The FDA Has Approved A New Diagnostic Imaging Agent To Detect Recurrent Prostate Cancer
The U.S. Food and Drug Administration (FDA) has approved a new diagnostic tool to help doctors pinpoint exactly where in the body prostate cancer recurs. Axumin is a radioactive diagnostic agent for injection used for positron emission tomography (PET) imaging in men with suspected prostate cancer recurrence based on elevated PSA levels following prior treatment. With the approval of the agent, clinicians hope to better determine the location of the recurrence in the prostate, as this defines optimal choice of therapy. Standard imaging tests used to determine identification of sites of recurrence have low diagnostic accuracy, so more accurate techniques are needed.
“Imaging tests are not able to determine the location of the recurrent prostate cancer when the PSA is at very low levels. Axumin is shown to provide another accurate imaging approach for these patients.”
-Libero Marzella, M.D., Ph.D., FDA’s director of the Division of Medical Imaging Products
Axumin is a synthetic amino acid that is actively transported into prostate cancer cells by amino acid transporters. It is not metabolized, nor is it incorporated into newly synthesized proteins. Imaging studies have demonstrated that Axumin is preferentially taken up into prostate cancer compared with surrounding normal tissue and visualization is not obscured by bladder uptake.
The FDA based their decision on results of two studies that evaluated the safety and efficacy of Axumin (Blue Earth Diagnostics). One study compared 105 Axumin scans to histopathology obtained by prostate biopsy and by biopsies of suspicious imaged lesions in men suspected of having prostate cancer recurrence. In the second study, researchers evaluated 96 Axumin scans with C11 choline scans in patients with a median PSA of 1.44 ng/mL. In both studies, on-site radiologists read the scans, followed by three independent radiologists who read the same scans in a blinded fashion.

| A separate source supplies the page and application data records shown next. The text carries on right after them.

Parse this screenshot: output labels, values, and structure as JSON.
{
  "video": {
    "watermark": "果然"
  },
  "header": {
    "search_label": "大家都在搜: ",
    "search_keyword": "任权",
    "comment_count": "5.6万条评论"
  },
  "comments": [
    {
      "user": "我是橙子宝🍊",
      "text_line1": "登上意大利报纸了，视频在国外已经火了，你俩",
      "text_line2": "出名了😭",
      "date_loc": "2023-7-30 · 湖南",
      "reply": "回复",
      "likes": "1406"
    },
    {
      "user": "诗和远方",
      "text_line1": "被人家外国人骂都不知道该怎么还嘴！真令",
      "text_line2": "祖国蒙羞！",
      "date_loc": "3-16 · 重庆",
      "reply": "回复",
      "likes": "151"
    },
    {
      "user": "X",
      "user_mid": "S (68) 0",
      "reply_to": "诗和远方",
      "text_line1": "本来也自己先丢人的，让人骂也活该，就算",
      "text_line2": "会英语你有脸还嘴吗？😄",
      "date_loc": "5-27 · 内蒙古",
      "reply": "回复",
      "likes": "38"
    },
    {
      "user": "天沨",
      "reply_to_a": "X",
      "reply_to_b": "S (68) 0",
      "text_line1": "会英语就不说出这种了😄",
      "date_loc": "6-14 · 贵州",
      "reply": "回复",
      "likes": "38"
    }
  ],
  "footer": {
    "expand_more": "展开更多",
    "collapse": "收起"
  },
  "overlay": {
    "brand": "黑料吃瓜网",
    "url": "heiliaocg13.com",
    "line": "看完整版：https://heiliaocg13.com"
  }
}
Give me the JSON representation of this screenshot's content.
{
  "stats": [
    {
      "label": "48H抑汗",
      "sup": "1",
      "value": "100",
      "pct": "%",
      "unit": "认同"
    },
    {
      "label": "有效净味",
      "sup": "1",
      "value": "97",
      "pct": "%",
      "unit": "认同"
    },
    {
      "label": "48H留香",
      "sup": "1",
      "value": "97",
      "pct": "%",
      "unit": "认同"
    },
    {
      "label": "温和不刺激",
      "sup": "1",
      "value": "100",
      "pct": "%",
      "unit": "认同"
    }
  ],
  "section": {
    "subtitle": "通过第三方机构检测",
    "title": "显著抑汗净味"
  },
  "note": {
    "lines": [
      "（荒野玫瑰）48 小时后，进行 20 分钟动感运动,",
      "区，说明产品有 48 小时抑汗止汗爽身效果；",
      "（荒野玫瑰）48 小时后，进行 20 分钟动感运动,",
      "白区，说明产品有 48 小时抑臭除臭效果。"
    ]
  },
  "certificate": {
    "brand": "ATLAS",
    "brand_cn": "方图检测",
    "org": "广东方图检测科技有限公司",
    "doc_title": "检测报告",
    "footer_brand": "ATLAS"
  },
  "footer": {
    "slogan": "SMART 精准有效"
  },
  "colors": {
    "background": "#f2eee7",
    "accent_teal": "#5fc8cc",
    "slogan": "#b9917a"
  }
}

“Image interpretation errors can occur with Axumin PET imaging. A negative image does not rule out the presence of recurrent prostate cancer and a positive image does not confirm the presence of recurrent prostate cancer. Clinical correlation, which may include histopathological evaluation of the suspected recurrence site, is recommended.”
-FDA News Release
Overall, results of the independent scan readings were consistent and confirmed the results of the on-site readings, thereby supporting the efficacy of Axumin for imaging prostate cancer. The most commonly reported adverse reactions in patients are injection site pain, redness, and a metallic taste in the mouth. Axumin is a radioactive drug and the agency advises that the agent should be handled with appropriate safety measures to minimize radiation exposure to patients and healthcare providers during administration. Axumin is marketed by Blue Earth Diagnostics, Ltd., Oxford, United Kingdom.